━━ Source data

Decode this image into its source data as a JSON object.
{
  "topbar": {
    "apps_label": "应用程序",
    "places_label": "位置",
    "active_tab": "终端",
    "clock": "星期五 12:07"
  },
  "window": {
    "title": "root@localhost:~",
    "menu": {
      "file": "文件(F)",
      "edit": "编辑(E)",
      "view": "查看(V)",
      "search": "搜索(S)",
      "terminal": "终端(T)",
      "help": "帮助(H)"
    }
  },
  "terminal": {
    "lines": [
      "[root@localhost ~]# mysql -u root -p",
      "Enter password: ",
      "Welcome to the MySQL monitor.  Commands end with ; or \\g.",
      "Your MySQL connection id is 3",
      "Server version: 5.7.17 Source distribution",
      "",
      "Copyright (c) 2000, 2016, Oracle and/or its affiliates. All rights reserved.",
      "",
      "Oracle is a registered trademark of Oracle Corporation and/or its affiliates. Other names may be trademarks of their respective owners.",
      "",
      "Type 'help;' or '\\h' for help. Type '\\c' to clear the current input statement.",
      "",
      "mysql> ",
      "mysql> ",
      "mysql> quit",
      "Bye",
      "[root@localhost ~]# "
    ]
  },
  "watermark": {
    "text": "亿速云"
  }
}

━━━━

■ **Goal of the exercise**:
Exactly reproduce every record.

■ **Exercise output**:
Decode this image into its source data as a JSON object.
{
  "topbar": {
    "apps_label": "应用程序",
    "places_label": "位置",
    "active_tab": "终端",
    "clock": "星期五 12:07"
  },
  "window": {
    "title": "root@localhost:~",
    "menu": {
      "file": "文件(F)",
      "edit": "编辑(E)",
      "view": "查看(V)",
      "search": "搜索(S)",
      "terminal": "终端(T)",
      "help": "帮助(H)"
    }
  },
  "terminal": {
    "lines": [
      "[root@localhost ~]# mysql -u root -p",
      "Enter password: ",
      "Welcome to the MySQL monitor.  Commands end with ; or \\g.",
      "Your MySQL connection id is 3",
      "Server version: 5.7.17 Source distribution",
      "",
      "Copyright (c) 2000, 2016, Oracle and/or its affiliates. All rights reserved.",
      "",
      "Oracle is a registered trademark of Oracle Corporation and/or its affiliates. Other names may be trademarks of their respective owners.",
      "",
      "Type 'help;' or '\\h' for help. Type '\\c' to clear the current input statement.",
      "",
      "mysql> ",
      "mysql> ",
      "mysql> quit",
      "Bye",
      "[root@localhost ~]# "
    ]
  },
  "watermark": {
    "text": "亿速云"
  }
}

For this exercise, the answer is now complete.